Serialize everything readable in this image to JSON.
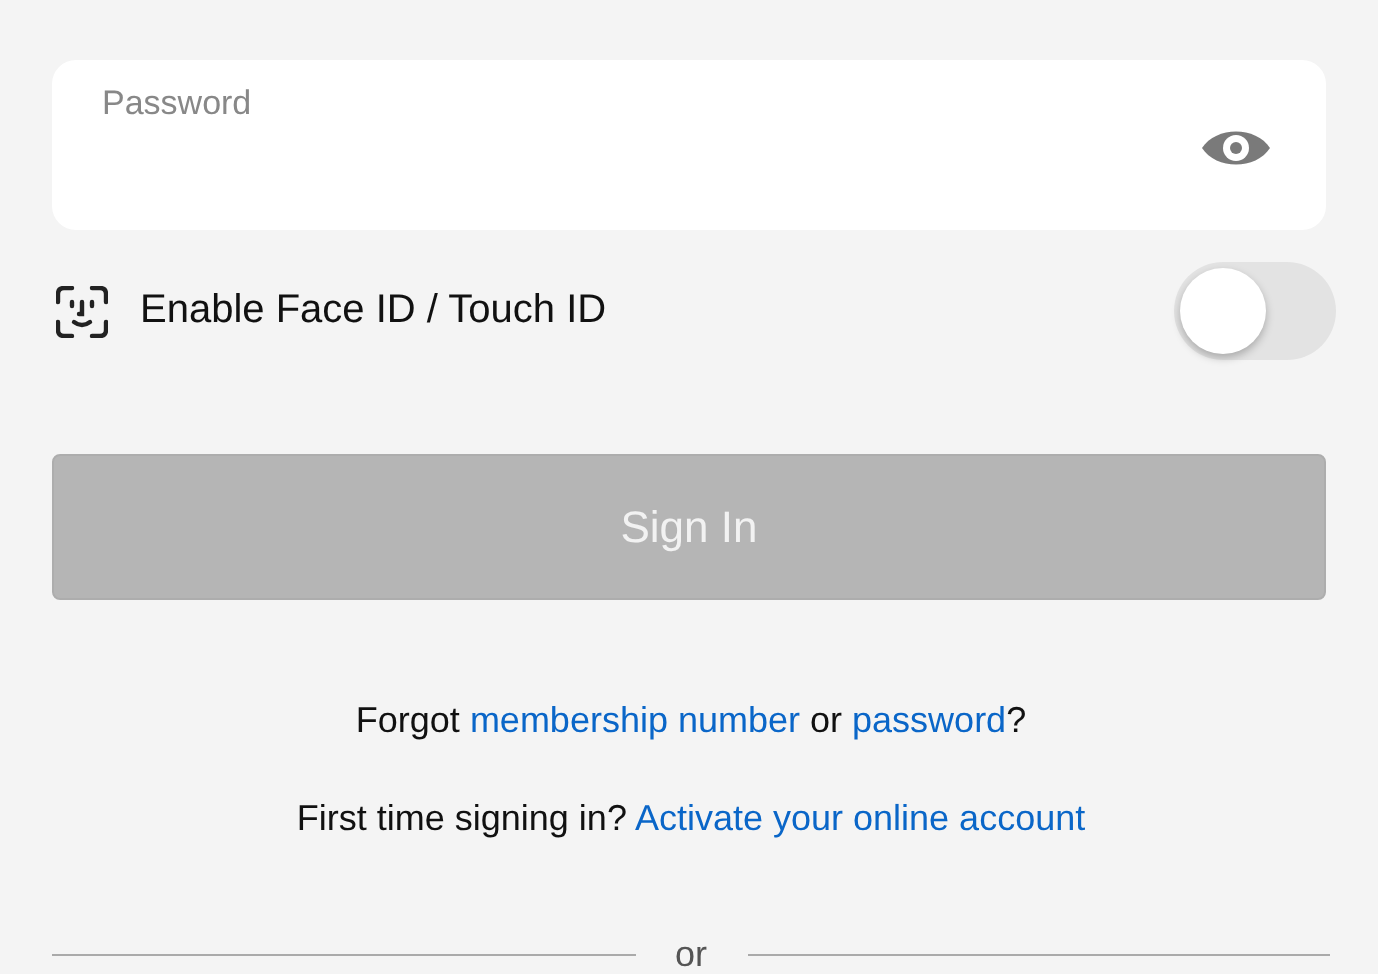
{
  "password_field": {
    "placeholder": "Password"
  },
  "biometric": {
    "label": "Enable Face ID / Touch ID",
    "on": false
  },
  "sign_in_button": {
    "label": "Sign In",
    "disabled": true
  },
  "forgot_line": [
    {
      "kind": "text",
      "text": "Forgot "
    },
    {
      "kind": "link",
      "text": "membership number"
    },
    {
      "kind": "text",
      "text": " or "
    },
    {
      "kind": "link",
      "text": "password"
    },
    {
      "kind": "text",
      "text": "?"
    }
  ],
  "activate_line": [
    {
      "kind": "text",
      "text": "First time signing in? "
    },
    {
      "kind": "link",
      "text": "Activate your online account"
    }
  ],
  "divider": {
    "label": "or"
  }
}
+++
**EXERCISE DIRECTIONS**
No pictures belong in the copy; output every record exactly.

**ANSWER**
Serialize everything readable in this image to JSON.
{
  "password_field": {
    "placeholder": "Password"
  },
  "biometric": {
    "label": "Enable Face ID / Touch ID",
    "on": false
  },
  "sign_in_button": {
    "label": "Sign In",
    "disabled": true
  },
  "forgot_line": [
    {
      "kind": "text",
      "text": "Forgot "
    },
    {
      "kind": "link",
      "text": "membership number"
    },
    {
      "kind": "text",
      "text": " or "
    },
    {
      "kind": "link",
      "text": "password"
    },
    {
      "kind": "text",
      "text": "?"
    }
  ],
  "activate_line": [
    {
      "kind": "text",
      "text": "First time signing in? "
    },
    {
      "kind": "link",
      "text": "Activate your online account"
    }
  ],
  "divider": {
    "label": "or"
  }
}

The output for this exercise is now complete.